The name of the pass, Hashiori (literally meaning “breaking chopsticks”), is derived from the old story that when the emperor’s party had a meal at this place, they broke stems of Japanese pampas grass and used them in place of chopsticks.
Gyuba Doji statue keeps on giving a gentle look to the pilgrims on the Nakahechi route.
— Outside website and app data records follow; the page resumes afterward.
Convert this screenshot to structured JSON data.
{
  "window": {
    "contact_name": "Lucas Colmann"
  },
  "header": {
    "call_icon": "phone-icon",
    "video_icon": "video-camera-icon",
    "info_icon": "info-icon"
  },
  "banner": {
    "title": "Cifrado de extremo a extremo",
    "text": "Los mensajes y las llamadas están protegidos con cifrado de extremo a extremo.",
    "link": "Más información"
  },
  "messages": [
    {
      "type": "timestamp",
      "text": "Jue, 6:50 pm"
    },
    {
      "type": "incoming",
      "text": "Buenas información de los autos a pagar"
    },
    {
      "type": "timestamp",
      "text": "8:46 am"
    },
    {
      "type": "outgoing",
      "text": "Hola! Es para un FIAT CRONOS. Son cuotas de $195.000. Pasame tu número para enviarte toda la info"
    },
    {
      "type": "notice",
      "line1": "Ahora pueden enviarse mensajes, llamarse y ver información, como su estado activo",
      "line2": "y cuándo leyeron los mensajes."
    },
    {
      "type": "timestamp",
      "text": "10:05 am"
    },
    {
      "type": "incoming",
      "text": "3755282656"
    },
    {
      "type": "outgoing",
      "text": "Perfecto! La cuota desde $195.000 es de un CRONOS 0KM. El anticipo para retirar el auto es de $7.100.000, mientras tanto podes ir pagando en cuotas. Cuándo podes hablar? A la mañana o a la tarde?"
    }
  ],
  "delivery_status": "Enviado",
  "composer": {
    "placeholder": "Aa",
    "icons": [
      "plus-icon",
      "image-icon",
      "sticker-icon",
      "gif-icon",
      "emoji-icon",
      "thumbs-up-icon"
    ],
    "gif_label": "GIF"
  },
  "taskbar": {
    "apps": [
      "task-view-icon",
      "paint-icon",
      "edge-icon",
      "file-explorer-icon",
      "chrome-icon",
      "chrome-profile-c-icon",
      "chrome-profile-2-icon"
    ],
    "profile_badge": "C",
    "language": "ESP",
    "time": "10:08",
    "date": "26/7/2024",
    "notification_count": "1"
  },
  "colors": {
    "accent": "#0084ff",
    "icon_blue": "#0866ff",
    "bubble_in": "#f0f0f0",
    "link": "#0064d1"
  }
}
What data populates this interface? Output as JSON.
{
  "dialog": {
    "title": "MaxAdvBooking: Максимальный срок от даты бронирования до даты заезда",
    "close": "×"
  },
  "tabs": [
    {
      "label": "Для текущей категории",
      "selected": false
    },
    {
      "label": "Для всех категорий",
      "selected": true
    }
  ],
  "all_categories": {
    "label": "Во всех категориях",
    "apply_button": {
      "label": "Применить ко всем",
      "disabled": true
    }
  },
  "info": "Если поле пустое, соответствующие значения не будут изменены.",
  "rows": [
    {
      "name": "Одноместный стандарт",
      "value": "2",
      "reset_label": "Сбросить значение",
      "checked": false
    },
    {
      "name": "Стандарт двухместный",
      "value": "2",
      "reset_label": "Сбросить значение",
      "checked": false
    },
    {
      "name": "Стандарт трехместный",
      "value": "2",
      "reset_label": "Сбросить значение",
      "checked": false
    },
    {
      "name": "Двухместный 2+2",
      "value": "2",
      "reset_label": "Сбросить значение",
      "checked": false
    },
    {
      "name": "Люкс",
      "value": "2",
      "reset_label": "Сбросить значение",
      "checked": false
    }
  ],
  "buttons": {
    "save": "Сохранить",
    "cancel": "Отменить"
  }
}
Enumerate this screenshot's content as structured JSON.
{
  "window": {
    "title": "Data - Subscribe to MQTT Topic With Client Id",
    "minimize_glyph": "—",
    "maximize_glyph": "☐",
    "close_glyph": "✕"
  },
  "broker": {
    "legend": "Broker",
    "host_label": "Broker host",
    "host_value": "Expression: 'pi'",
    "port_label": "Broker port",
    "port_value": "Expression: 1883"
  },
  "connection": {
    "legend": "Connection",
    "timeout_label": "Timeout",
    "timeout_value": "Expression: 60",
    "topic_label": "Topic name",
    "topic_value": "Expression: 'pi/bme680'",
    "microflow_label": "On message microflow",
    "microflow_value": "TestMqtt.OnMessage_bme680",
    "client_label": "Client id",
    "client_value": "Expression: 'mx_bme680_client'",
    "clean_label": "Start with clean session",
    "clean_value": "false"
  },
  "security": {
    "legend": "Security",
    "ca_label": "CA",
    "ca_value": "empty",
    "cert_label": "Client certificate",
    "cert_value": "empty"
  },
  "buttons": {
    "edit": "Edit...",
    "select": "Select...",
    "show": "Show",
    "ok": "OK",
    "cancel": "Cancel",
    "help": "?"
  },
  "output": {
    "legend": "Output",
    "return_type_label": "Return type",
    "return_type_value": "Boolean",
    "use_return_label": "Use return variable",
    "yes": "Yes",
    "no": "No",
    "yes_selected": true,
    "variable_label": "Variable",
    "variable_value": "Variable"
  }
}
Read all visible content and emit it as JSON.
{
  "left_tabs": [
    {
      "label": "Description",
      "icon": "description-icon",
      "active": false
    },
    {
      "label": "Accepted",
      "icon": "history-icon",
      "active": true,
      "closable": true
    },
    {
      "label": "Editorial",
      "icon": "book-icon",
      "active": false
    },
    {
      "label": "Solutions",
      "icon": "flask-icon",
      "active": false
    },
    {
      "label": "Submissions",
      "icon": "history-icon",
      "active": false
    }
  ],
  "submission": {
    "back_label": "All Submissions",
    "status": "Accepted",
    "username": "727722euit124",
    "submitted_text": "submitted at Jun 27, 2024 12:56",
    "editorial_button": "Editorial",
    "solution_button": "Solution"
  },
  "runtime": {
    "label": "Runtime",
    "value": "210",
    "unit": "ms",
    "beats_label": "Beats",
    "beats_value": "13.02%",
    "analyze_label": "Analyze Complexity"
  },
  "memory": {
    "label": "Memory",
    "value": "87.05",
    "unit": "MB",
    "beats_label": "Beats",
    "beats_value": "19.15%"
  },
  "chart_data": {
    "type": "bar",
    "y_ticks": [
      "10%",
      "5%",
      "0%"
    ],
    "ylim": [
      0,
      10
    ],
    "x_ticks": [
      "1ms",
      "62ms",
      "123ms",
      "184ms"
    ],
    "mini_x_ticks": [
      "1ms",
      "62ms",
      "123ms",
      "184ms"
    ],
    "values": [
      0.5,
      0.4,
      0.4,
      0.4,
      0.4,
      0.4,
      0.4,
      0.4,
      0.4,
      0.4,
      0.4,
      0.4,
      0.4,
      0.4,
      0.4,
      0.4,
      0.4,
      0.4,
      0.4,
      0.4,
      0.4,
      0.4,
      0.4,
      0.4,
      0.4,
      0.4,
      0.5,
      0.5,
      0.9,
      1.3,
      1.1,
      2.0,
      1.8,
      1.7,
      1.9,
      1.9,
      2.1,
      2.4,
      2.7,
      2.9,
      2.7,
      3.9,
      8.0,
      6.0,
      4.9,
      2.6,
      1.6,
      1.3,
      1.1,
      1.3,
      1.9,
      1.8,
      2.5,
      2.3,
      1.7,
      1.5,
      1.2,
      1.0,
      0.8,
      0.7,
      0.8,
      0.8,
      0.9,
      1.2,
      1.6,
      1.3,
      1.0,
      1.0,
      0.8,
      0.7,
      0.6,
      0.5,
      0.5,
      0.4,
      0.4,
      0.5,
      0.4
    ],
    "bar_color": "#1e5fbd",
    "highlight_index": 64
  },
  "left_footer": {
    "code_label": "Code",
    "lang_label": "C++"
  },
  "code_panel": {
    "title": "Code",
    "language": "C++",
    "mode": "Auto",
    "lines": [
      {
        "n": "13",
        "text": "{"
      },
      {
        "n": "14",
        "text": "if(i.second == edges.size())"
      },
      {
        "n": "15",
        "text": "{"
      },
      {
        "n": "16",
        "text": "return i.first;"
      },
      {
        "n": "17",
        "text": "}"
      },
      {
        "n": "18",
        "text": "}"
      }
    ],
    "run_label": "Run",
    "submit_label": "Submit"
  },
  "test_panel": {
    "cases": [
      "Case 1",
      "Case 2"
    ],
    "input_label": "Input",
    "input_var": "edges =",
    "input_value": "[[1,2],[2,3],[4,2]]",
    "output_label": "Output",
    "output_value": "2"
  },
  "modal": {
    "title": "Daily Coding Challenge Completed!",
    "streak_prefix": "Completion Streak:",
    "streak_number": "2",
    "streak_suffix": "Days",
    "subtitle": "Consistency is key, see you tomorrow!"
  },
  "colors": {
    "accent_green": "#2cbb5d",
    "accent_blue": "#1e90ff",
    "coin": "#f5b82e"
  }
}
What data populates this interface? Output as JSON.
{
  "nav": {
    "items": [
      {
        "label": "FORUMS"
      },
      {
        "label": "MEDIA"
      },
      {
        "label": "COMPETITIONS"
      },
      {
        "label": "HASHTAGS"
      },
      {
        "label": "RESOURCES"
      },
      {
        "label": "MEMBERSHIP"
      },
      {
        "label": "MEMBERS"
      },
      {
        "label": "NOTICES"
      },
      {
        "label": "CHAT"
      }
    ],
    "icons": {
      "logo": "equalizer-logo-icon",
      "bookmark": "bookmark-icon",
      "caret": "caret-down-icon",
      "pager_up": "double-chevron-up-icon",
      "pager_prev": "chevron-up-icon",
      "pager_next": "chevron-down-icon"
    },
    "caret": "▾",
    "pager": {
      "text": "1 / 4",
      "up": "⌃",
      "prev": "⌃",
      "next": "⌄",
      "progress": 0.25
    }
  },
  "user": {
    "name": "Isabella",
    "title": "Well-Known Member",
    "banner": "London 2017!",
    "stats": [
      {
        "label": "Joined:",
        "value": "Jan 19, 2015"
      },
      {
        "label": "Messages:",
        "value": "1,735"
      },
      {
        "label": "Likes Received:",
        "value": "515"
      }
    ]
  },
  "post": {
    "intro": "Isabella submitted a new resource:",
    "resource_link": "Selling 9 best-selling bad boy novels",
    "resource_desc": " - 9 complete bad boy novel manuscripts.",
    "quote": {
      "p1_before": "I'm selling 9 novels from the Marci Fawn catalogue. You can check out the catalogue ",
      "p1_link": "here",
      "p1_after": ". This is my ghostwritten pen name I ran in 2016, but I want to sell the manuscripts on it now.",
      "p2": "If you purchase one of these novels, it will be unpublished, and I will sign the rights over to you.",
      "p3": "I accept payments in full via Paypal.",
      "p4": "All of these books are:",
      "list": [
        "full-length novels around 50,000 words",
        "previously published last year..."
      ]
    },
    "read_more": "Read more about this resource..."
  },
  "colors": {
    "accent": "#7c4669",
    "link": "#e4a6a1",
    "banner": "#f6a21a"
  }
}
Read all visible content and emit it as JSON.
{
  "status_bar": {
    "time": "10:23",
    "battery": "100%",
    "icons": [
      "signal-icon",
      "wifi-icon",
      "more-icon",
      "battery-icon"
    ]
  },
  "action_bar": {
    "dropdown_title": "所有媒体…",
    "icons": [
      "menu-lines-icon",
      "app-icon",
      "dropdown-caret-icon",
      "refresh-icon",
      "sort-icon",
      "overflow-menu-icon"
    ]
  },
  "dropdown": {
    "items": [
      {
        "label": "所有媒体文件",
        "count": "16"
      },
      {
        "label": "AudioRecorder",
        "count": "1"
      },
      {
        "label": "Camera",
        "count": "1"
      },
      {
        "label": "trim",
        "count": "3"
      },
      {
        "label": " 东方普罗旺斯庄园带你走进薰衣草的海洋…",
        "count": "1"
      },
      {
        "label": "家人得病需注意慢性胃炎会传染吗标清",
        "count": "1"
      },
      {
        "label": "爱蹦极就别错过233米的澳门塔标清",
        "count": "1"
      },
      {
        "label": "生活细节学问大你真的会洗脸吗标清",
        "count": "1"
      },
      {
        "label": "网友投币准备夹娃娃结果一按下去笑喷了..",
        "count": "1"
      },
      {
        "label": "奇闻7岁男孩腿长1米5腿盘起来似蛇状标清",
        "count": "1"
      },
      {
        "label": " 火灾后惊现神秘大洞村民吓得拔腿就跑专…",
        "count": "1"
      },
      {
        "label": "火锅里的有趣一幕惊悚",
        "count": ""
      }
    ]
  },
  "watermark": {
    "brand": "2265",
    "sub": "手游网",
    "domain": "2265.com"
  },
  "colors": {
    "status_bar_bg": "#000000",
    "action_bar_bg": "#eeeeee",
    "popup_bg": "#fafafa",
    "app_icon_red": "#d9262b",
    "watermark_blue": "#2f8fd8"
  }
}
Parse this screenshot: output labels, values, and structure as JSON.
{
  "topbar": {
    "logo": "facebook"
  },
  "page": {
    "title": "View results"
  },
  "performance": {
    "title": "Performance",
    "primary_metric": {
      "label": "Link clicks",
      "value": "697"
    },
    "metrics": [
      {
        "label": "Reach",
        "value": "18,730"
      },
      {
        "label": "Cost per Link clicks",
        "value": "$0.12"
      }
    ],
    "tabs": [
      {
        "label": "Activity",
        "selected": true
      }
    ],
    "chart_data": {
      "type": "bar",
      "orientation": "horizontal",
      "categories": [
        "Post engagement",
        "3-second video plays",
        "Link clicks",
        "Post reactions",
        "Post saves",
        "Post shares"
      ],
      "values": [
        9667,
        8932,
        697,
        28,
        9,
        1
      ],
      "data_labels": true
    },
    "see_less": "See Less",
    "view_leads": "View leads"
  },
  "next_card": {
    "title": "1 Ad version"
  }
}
Mt. Hakusan, located on the border of Ishikawa, Fukui and Gifu prefectures is believed to be the sacred mountain and has been worshipped by the people living in Hokuriku Region. Along with Mt. Fuji and Mt. Tateyama, it is counted as one of Japan’s Three Fine Mountains. The pilgrimage to this mountain was founded by the priest Taicho Shonin in 717, and since then the mountain together with Shirayama Hime Shrine has been worshipped as the sacred place for Shugendo (mountain practice). The mountain has three peaks of Omae-mine, Kenga-mine and Oonanji-mine. The highest peak is Omae-mine with an altitude of 2702 m. It is said that Mt. Hakusan has been active as a composite volcano for 300,000 to 400,000 years. Fossils of dinosaurs have been found in the Jurassic layer of earth. There are a lot of hot springs in this area. The mountain is also known as the treasure box of alpine plants, natural forests and wild animals. There are a lot of steep places in the middle of the mountain, where there are even some unexplored places. The area including the mountain was designated as a national park in 1962. Its pure and beautiful figure still gives strong impression on the visitors.